"It was a pretty chaotic scene from what I understand," he said.
None of the injuries is life threatening, Munoz said. Draughn, Cockburn and Carter remained in stable condition at Brackenridge on Sunday, hospital spokeswoman Lynda Shanblum said. Lardon was released Sunday morning, and the others were treated and released.
Sowash said he was driven from the house by a friend, with Acevedo and Lardon, to meet an ambulance at a nearby grocery store on Lake Austin Boulevard. They were taken to Brackenridge Hospital, where Sowash was treated and released about 7 a.m. Saturday.
He said there were no adults in the house during the party.
Sowash and James said there was alcohol at the party, but police wouldn't confirm it.
"Everyone was relaxing and chilling, and then everything started moving real fast," Sowash said.
Acevedo said he was sitting down, talking to a friend when he heard someone throw a trash can behind him. He looked to his left and saw Abbyad fall to the ground.
"I thought he was just playing around," Acevedo said. "I didn't think it was anything serious."
Acevedo said he turned to his right and looked back and saw something going into his back. McManus had stabbed him, he said.
Acevedo said he didn't feel anything, and he was able to get up and stumble to the back yard to get help.
"People were telling me my hand was all bloody and my shirt was all bloody, but I was so confused with what went on," he said.
James was part of the group that took McManus down. He and friends were standing around the back yard when people came running toward them, he said.
"At first we thought it was because a cop was inside," James said. "But then we saw this kid walking behind the crowd of people. He looked really dazed, but like he knew what he was doing."
McManus was twirling his knife around while he walked, James said. It was a 3-inch lock-blade knife, James said, and it looked like a hunting knife.
As he came toward them, a friend of James' threw his drink on McManus while another friend came from behind and tackled him, James said.

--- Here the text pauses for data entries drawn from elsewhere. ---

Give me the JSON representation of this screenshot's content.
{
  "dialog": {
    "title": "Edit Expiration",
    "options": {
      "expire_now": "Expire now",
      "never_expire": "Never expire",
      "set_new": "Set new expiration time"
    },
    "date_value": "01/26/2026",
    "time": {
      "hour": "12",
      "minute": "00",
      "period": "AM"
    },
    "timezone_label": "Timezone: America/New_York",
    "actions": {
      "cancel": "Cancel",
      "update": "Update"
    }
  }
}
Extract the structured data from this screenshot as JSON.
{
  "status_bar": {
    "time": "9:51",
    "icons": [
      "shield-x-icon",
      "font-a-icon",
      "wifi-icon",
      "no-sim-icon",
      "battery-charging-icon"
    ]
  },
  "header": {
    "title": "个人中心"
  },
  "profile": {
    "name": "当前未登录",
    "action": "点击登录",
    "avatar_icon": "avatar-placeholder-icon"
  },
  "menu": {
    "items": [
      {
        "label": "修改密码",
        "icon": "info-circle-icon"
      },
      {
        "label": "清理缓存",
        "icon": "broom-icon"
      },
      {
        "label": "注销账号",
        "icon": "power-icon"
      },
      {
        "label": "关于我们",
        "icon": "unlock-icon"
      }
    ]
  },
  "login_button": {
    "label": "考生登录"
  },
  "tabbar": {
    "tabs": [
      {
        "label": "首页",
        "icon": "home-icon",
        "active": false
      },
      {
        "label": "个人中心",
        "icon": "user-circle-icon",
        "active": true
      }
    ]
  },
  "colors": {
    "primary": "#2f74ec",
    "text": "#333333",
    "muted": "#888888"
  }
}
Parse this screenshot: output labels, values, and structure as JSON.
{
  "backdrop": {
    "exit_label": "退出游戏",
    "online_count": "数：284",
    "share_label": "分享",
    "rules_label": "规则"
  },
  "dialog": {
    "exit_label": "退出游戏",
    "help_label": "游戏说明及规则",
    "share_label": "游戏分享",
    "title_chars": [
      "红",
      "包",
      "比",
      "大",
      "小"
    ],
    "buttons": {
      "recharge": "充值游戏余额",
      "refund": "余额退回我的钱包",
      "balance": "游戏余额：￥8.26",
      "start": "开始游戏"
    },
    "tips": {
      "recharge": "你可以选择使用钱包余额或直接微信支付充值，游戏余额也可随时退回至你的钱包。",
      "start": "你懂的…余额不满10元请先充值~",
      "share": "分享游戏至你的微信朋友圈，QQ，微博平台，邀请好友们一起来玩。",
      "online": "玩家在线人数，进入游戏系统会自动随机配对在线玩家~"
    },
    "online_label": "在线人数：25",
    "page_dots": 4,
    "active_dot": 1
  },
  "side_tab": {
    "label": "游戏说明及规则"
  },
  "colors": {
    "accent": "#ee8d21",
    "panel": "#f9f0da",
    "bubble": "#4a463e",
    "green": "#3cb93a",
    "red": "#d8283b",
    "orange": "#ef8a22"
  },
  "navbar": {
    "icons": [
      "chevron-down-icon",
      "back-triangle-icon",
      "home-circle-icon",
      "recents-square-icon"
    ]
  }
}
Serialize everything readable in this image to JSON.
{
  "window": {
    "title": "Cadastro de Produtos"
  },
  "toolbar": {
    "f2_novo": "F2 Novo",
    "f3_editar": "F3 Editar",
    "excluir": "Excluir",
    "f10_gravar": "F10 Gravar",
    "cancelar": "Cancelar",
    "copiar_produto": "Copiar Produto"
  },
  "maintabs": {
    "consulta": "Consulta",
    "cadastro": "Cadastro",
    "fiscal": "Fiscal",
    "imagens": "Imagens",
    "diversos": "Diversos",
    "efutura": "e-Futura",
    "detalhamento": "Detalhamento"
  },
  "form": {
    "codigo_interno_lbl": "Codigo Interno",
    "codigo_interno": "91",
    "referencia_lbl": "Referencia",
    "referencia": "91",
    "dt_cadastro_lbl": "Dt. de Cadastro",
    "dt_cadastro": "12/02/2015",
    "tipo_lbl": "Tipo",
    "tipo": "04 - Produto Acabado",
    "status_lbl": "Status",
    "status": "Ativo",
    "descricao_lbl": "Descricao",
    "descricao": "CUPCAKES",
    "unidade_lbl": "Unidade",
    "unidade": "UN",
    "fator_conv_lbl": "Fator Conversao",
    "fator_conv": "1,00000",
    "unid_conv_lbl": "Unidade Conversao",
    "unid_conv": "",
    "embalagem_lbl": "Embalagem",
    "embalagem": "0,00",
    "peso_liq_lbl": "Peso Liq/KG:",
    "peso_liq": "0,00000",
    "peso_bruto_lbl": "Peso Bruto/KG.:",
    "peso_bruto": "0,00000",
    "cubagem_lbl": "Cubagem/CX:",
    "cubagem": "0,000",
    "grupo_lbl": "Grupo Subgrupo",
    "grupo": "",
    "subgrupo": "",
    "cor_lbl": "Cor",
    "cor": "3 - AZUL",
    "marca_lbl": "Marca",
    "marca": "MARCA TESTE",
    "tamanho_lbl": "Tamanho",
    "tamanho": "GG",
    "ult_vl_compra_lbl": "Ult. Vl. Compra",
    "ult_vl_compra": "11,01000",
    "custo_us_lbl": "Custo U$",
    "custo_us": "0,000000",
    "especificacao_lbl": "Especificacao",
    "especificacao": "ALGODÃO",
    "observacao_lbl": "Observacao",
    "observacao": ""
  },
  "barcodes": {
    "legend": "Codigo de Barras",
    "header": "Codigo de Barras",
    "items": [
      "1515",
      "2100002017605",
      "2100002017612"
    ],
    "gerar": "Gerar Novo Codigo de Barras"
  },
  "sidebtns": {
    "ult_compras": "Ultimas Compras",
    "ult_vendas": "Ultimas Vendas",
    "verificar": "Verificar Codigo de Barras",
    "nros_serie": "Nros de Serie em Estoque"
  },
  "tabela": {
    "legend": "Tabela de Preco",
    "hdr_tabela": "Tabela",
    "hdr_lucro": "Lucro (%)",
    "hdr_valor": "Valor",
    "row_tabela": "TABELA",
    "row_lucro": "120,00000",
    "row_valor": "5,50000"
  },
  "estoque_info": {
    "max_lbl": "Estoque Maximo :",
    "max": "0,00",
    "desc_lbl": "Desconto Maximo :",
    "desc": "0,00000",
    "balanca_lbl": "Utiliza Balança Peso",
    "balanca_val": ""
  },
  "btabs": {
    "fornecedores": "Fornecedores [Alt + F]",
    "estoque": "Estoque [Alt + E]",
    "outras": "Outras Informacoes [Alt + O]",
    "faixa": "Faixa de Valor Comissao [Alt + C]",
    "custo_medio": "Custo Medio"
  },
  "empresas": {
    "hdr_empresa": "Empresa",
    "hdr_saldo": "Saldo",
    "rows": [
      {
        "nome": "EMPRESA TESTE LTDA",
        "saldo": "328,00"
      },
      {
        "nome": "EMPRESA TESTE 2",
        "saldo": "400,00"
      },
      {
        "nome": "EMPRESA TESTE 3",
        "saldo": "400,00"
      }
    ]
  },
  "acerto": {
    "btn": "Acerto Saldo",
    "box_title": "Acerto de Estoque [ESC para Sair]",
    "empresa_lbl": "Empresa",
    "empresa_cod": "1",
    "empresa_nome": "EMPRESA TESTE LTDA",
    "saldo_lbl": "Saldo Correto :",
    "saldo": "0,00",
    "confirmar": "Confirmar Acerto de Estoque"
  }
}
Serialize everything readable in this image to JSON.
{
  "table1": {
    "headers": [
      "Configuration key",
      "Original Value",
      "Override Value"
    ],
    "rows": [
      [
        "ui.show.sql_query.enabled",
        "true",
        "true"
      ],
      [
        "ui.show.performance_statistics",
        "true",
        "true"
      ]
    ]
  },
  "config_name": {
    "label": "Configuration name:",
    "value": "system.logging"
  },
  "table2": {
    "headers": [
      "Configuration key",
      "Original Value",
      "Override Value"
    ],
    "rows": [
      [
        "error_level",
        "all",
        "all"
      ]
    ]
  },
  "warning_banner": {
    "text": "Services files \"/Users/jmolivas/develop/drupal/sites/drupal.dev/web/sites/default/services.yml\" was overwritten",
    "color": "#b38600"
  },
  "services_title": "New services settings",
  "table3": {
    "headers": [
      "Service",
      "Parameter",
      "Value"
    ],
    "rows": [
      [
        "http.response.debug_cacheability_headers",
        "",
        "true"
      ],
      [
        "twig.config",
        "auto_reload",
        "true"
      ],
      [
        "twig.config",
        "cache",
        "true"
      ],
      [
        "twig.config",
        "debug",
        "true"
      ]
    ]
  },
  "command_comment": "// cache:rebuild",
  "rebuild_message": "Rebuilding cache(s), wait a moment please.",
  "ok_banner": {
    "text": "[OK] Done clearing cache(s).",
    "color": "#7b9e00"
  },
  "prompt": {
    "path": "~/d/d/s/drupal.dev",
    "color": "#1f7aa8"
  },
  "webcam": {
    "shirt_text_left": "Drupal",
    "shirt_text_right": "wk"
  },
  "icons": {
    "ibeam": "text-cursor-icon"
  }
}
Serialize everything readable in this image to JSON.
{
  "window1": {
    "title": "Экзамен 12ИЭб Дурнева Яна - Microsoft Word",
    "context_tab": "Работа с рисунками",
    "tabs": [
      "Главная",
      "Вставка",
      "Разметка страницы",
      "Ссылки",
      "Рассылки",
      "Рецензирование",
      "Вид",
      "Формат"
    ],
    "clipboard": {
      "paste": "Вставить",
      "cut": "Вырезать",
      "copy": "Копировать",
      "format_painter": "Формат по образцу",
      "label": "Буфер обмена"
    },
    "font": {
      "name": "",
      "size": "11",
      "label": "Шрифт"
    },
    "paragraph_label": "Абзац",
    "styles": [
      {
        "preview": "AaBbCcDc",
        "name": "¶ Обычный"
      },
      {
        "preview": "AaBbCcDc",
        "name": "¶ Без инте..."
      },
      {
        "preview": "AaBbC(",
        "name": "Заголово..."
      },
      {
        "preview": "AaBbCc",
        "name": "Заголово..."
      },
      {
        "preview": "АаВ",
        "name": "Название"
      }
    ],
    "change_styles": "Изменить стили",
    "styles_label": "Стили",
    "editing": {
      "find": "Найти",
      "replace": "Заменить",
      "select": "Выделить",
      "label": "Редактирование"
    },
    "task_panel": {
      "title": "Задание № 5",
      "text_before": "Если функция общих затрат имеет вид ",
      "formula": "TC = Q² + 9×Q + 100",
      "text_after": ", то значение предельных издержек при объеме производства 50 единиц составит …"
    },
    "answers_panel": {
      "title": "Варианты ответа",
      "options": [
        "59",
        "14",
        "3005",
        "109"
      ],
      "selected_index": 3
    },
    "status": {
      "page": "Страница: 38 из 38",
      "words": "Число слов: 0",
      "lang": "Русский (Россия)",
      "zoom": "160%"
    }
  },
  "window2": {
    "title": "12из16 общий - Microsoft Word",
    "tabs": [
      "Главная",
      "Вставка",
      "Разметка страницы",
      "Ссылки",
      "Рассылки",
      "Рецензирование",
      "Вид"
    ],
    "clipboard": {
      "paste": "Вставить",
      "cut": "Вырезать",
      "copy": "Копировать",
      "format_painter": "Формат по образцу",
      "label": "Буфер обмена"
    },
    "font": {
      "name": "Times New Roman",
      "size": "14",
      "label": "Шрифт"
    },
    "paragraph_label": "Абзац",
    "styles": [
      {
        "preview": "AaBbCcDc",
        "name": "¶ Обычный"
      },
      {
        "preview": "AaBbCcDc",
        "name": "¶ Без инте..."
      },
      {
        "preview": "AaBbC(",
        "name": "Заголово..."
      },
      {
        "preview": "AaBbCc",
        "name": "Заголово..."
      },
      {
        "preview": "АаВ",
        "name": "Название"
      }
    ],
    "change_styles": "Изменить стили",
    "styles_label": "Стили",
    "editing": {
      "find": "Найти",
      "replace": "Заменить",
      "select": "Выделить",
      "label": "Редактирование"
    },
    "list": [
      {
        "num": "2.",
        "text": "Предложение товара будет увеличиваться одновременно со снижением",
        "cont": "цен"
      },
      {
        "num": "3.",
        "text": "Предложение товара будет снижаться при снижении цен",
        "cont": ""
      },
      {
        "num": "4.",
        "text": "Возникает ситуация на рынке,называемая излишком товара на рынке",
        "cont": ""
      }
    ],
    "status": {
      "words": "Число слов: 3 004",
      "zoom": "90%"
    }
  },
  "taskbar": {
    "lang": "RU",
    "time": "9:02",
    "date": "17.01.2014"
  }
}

"When (McManus) was knocked to the ground, I was knocked with him," James said. "He grabbed my legs and slashed the back of my calf and right behind my knee."
James said he was able to get a rock from the sidewalk to throw at McManus, which made him drop his knife. Everyone then jumped on top of McManus and waited for the police to arrive, James said.
"It was unreal," James said. "It blows my mind that I was part of this."
Julie Acevedo, Carter's mother, said she was sleeping when she got the 1 a.m. call from the hospital letting her know that her son had been stabbed.
"It's the phone call you never want to get," she said. "They told us he was fine and alert."
At the hospital, parents of the victims were gathered in a room. Everyone was calm, she said, but in shock. Carter was treated until about 3 a.m.
"We are very lucky that none of the kids were seriously injured," Julie Acevedo said. "When we got home, (Carter) wanted to talk about it and relive it, as anyone would who has been through a trauma. He was shaking. His adrenaline was going."
Julie said she knew her son was going to a party after the football game but thought the parents were going to be there. She said she is just as much to blame as anyone else.
"I need to know where my son is at all times," she said. "I made a wrong assumption, but as parents of teenagers, I know things can get out of hand sometimes."
Today, when the eight victims and other students return to school from what has been a tiring weekend, things are going to be different, Carter Acevedo said.
"It's going to be sad," Acevedo said. "People are just going to be finding out about it. It's always scary to see people you usually see in the hallways of school get hurt."